As Muslims living in the West in the 21st century, we often fantasize about how glorious it would have been to live at the time of the Prophet Muhammad (s) and among his companions. We like to think, like the man from Kufa, that we would have been the best of believers and struggled day and night sacrificing our wealth, our families, our reputations and our lives for the sake of protecting the Prophet (s) and the Muslims. We often overlook the immense hardship and tribulations the companions actually went through in the process, when to disobey a command of the Prophet (s) was not a matter of a difference of opinion but the difference between Iman and kufr.
It was a full three years before the boycott ended due to Allah’s mercy and then the courage of a handful of individuals who dared to break the sanctions. The question each of us must ask ourselves is that had we been living in Makkah at that time, would we have had the fortitude to live in such conditions with faith firmly rooted in our hearts and if we were not members of these two clans, would we have had the bravery to break the sanctions and stand for social justice with the oppressed?
Fortunately, Allah, out of His infinite mercy and perhaps to test the sincerity of the believers, provides every generation with opportunities to replicate the deeds of the companions of the Prophet (s). In Britain today, there also exists a section of the Muslim community whose members have become the Untouchables of our society. Marginalized and ostracized, these women and children live their lives in the shadows for the sole crime of being related to a Muslim suspected of involvement in terrorist activities – a catch-all term for any engagement, by word or deed, in the political aspects of Islam. Children grow up without a father, wives live like widows and elderly parents spend the twilight years of their existence alone without their sons to support them. Many of these terror suspects are never charged with any crime but penalized with severely restrictive Terrorism Prevention and Investigation Measures (formerly Control Orders) based on suspicion alone. They and their families are prohibited from having mobile phones, computers and numerous electronic devices and subjected to lengthy curfews and restrictions on travelling outside a boundary of a few square miles. Any visitors, including the children’s school friends, must first obtain permission from the Home Office.
To be a member of the family of a terror suspect, whether in prison or not, is to become a target of the media and government’s dehumanisation campaign, the aim of which is to categorize them as today’s Untouchables. To now associate with or assist such families is a crime; to even mention their names is to risk contamination. Those who may know them are regularly harassed by the security services to either spy on them or risk becoming Untouchables themselves.

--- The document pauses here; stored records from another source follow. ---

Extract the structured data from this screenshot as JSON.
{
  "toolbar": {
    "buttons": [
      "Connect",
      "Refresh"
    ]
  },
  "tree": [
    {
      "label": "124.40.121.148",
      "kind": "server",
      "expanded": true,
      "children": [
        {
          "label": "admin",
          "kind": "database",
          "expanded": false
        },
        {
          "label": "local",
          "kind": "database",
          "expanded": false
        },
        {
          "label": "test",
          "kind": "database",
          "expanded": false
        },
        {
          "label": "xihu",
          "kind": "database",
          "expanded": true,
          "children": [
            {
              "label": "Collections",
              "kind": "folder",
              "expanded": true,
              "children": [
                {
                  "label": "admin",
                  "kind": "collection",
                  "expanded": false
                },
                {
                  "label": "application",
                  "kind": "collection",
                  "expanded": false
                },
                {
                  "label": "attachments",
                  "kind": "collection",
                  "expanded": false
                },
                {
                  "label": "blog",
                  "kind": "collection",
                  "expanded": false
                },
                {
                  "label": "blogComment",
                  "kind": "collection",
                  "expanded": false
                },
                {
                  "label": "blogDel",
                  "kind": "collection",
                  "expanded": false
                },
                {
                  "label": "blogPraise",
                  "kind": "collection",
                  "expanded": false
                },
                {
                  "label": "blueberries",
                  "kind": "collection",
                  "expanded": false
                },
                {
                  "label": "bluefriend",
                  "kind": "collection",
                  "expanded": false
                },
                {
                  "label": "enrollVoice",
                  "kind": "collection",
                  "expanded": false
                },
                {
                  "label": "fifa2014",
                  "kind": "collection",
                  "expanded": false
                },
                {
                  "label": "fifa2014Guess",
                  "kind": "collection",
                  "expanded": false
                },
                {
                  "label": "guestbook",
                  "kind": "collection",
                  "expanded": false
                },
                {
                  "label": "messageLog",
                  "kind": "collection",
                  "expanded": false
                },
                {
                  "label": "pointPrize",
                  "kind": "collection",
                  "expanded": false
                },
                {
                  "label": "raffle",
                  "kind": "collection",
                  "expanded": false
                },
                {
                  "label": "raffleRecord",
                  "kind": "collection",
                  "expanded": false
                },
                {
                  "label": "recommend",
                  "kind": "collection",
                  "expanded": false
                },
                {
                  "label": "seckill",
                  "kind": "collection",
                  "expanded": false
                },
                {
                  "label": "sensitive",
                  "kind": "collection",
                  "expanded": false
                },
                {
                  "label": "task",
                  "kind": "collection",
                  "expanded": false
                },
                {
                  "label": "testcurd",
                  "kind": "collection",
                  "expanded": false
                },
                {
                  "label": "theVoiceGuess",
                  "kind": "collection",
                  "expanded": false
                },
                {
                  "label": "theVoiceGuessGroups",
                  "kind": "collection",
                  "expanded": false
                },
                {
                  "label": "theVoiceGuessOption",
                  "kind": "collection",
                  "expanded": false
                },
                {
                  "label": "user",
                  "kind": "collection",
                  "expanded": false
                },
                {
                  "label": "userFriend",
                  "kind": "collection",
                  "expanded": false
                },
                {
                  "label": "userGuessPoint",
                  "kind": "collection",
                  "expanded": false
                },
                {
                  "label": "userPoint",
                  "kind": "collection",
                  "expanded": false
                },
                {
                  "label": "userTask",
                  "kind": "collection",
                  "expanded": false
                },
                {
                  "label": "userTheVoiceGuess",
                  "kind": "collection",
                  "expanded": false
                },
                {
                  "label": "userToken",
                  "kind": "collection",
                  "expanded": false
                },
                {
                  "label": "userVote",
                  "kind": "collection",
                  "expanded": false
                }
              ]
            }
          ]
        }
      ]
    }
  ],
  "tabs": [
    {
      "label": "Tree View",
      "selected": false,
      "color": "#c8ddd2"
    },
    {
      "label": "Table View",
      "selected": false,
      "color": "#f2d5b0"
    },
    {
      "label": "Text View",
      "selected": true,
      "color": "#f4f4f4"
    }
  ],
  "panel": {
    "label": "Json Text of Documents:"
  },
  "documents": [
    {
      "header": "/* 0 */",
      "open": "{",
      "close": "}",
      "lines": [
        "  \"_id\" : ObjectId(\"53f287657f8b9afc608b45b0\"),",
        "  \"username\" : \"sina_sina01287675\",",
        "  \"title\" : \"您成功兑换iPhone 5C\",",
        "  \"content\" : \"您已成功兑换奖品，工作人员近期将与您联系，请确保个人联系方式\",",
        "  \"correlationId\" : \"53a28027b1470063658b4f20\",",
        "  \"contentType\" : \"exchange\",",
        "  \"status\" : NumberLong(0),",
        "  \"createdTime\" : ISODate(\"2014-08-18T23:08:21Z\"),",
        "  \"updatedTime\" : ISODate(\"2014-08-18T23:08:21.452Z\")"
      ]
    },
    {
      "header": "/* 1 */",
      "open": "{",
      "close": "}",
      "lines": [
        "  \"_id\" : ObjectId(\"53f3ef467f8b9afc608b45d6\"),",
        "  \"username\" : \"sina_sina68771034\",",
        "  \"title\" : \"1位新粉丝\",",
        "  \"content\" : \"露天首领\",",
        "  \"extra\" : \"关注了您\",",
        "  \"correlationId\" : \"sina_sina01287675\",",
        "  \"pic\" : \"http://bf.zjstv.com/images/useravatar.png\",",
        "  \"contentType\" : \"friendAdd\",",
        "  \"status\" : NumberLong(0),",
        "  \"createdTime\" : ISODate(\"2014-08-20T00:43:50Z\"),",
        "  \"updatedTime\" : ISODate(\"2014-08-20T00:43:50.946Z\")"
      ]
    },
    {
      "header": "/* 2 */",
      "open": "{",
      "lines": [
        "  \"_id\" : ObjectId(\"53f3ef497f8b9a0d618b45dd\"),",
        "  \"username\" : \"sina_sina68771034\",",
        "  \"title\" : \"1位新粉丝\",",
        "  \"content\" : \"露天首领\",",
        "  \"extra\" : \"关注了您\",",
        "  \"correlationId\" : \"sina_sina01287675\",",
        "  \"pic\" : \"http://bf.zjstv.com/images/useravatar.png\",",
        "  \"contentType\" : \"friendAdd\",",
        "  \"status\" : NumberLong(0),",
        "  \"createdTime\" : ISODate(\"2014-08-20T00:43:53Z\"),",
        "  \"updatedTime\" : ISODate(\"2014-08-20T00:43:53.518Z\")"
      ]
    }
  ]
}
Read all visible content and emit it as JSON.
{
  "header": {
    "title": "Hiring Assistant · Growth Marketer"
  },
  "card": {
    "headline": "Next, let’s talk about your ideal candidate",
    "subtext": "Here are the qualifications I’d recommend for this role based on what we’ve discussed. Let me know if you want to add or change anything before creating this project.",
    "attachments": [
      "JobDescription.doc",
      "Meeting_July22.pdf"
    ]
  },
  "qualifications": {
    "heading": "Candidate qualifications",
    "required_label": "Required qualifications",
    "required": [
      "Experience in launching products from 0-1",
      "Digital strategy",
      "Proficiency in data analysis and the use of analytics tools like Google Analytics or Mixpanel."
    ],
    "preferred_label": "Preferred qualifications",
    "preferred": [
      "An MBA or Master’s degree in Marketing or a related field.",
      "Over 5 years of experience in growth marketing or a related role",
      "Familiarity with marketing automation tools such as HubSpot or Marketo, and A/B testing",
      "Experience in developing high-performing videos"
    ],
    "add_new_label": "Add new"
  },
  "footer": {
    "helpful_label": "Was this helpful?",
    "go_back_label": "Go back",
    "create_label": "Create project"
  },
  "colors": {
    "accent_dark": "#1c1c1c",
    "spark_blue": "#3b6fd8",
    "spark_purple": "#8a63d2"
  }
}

For many of these families, daily tasks have become difficult, struggling to make ends meet, visiting their loved ones in prison is rarely possible. On top of this, for many, their friends have disowned them, their mosques have abandoned them, and their communities have shunned them. They are lonely, vulnerable, and desperate for help.
In the midst of this, there has been one charity which has constantly and consistently stood by these suspects and their families, and which has provided them with the moral, emotional and financial support they need in order to survive this vicious onslaught. Established over 8 years ago to care for the needs of the growing number of Untouchable families in the UK, Helping Households Under Great Stress or HHUGS has been literally the only source of comfort, solace and support for these families, in times when the mosques, Islamic centres and Muslim community have turned away from them for reasons of self-preservation.
HHUGS provides the type of support for these families that we all take for granted such as organising drivers to take families on prison visits, food rotas during times of difficulty, weekly household expenses, payment of debts, and assistance with the purchase of furniture, bedding, clothing, and heating appliances. HHUGS also aims to make the families more self-sufficient by financing driving lessons, and educational and vocational courses. HHUGS also arranges professional and specialist help and assistance such as legal advice and counselling in addition to the moral and emotional support families living in such conditions require on a regular basis. In order to try and provide an escape from their hellish existence, HHUGS regularly arranges trips, outings and parties for the families they support.
Due to financial restraints, HHUGS is now in danger of shutting down, and thereby severing the only lifeline these families have. HHUGS bank account was unexpectedly closed down earlier this year without any stated reason, as a result of which all regular standing orders that had steadily built up over many years were lost. Although a new bank account was opened,only a small fraction of the standing orders have been reinstated by donors. Nevertheless, the work of the charity has continued unabated supporting over 80 families across the country.
It is important to note however that the income from regular monthly standing orders is critical to every charity and is the rock on which a charity is built. It provides stability and ensures the charity’s long term survival. Without your support, HHUGS faces the risk of becoming ‘Untouchable’ itself.